A new report, published today (10 November) by the ESRI and the Teaching Council, provides new information on the profiles of entrants to undergraduate (concurrent) and postgraduate (consecutive) courses of Initial Teacher Education (ITE) in Ireland. The report was commissioned by the Teaching Council to inform its advice to the Minister regarding the minimum requirements for entry to programmes of initial teacher education.
Entry to Programmes of Initial Teacher Education, by Dr. Merike Darmody and Prof. Emer Smyth (ESRI), draws on a number of data sources including data from the State Examinations Commission; the Central Applications Office; the Postgraduate Applications Centre and individual higher education institutions.
The findings of the study can be grouped under three main headings: demand for college places on teacher education courses, the profile of entrants into ITE, and requirements for entry.
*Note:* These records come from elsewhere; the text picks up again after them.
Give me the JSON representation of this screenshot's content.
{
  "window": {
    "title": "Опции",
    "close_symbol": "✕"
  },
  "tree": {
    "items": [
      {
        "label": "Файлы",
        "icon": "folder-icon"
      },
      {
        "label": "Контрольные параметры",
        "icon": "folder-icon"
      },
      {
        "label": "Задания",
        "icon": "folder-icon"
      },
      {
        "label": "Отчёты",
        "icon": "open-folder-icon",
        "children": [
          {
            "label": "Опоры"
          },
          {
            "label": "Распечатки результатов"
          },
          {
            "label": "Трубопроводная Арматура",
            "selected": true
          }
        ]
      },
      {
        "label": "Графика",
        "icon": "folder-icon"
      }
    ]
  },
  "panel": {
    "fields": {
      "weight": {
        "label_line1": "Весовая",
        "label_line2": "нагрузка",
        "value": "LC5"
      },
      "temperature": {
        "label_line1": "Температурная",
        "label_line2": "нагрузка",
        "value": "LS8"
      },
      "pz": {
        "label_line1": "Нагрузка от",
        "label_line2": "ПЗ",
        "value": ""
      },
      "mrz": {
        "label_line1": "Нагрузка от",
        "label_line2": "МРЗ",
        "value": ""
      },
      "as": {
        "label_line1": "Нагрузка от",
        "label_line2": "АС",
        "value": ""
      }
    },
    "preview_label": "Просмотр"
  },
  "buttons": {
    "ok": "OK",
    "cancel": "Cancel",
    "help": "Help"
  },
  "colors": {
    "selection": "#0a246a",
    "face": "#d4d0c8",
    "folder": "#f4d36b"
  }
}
With regard to the latter, the specific focus of the research was on:
How popular are teacher education courses?
What is the profile of student teachers?
Requirements for entry
One of the report authors, Dr Merike Darmody, said:
“Despite challenges experienced by the teaching profession in recent years, teaching as a profession continues to be popular among young people in Ireland and entrants are generally high achievers. However, there is a need to consider entry routes that recognise the current lack of diversity in the teaching profession in Ireland and promote this career path among members of communities that are traditionally under-represented in teaching.”
Tomás O Ruairc, Director of the Teaching Council said:
“As the professional standards body for teaching in Ireland, we very much welcome the findings in this report which highlight the fact that teaching remains an attractive profession with a high calibre of entrant We acknowledge however the questions that the findings raise in relation to the diversity of the teaching profession. This report can help us ensure that we maintain the highest of standards in teaching and learning, while fostering an inclusive and diverse profession.”
The ESRI works towards a national vision of ‘Informed policy for a better Ireland’. This means producing high-quality analysis to provide robust evidence for policymaking, with the goals of research excellence and policy impact.
The ESRI produces research that contributes to understanding economic and social change in the new international context and that informs public policymaking and civil society in Ireland.